Did we by-pass the by-passable bit? Did we buggery. In for a penny… (we had pockets full of flapjack and ibuprofen… we’d be fine, right?) There was another fairly hefty climb, although nothing compared to the previous efforts and it put us on top of the Blackdown Hills. We circumnavigated Dunkersewell, pausing to point at some nutter in a hand-glider and had a 😇/👿 moment when we contemplated ditching the whole thing for a breakfast bap in the airport cafe (they are the best ones you can get). The 😇 won. I’m really not sure how.

Did I mention it was windy? The headwind? The bloody headwind that we rode in to all the way to the first food stop. Finally we would get the benefit of this all the way ba-… Wait. No. That’s not right, not what happened at all. Indeed, at various times we both heard muttering about the absence of “that fucking tailwind”, or variations of…

We rode along the ridge of the Blackdown Hills. My head went down, this was far harder than any of the hills. Straight flat roads, head winds 😕, boring. We took turns to lead the way and by now, wheel sucking was the only way we (I) were going to get to the end. This went on for about15 miles until, finally, we dropped down and onto the homestretch. Thinking how lucky we’d been with the weather – rain had been forecast and other than a light shower, we’d stayed dry. Mile 73… Sorry, what now? Mile 73 – that’s more than promised. And again, I’m sorry, what’s this stabbing me in the face and legs? Hail? Of course it is. Hail, whatever else would it be? And just in time for the big decent. V-brakes, steep decent, potholes and hail. We tiptoed down the hill, cold knuckles clinging onto the brakes for dear life… and as soon as it started it was over! One more mile and we were back, medals on, bikes loaded, cheese and pickle sarnies eaten and home we went. I’ve not left the sofa since!

5h:30, 74 miles, 4144 feet of climbing, AND average speed of 13.5 mph :-) S&P on the 100? They totally smashed it – 116 miles, 5,000 feet of climbing in 7.5hrs – machines. They are Actual Machines. P’raps this is what we should train for next year…
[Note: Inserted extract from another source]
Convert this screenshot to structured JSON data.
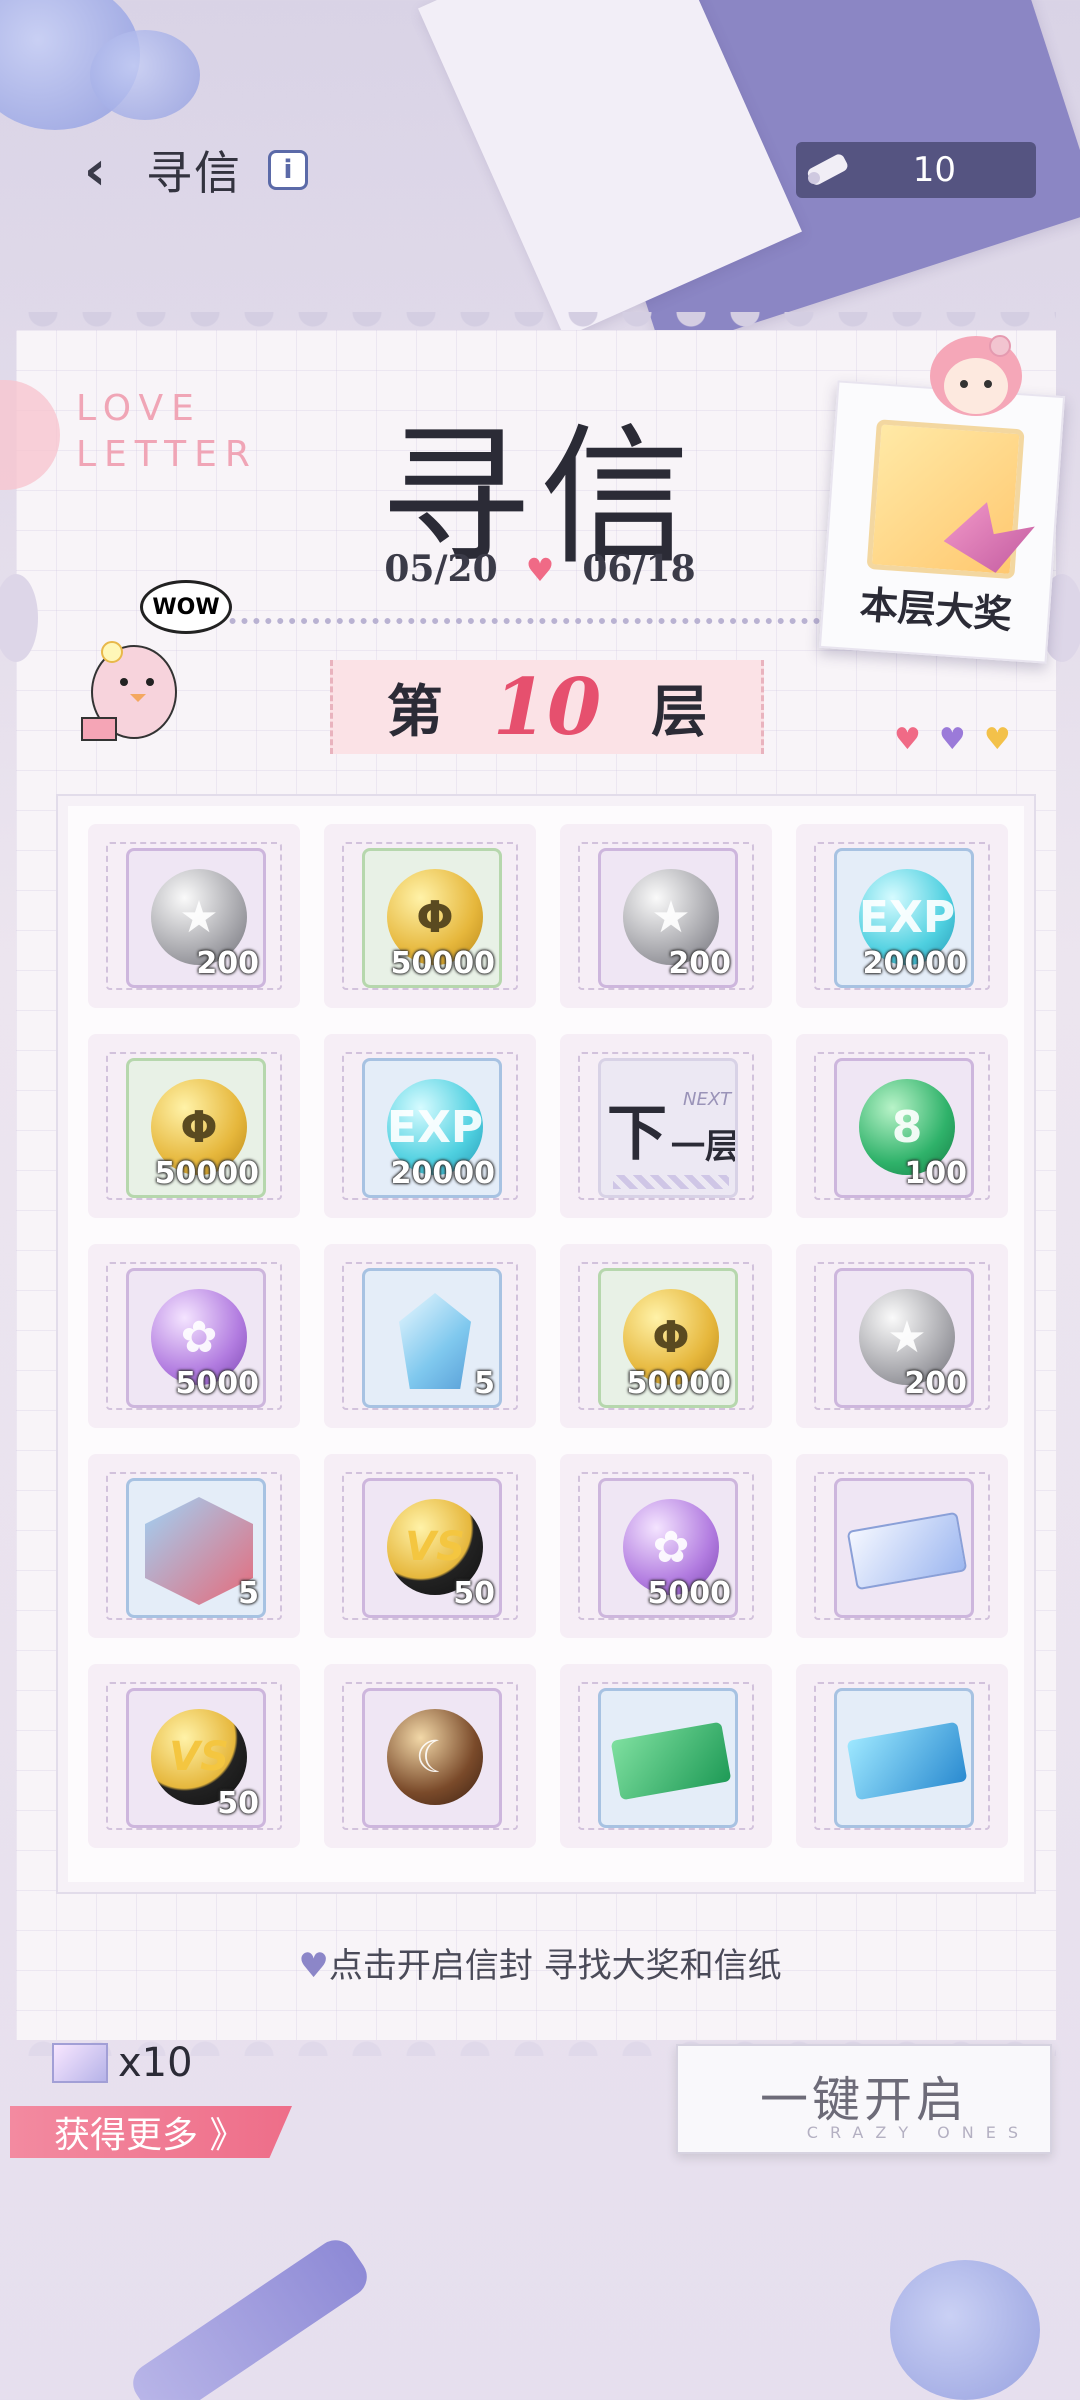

Meh… never-a-fucking-gain I said. (Of course I didn’t mean it).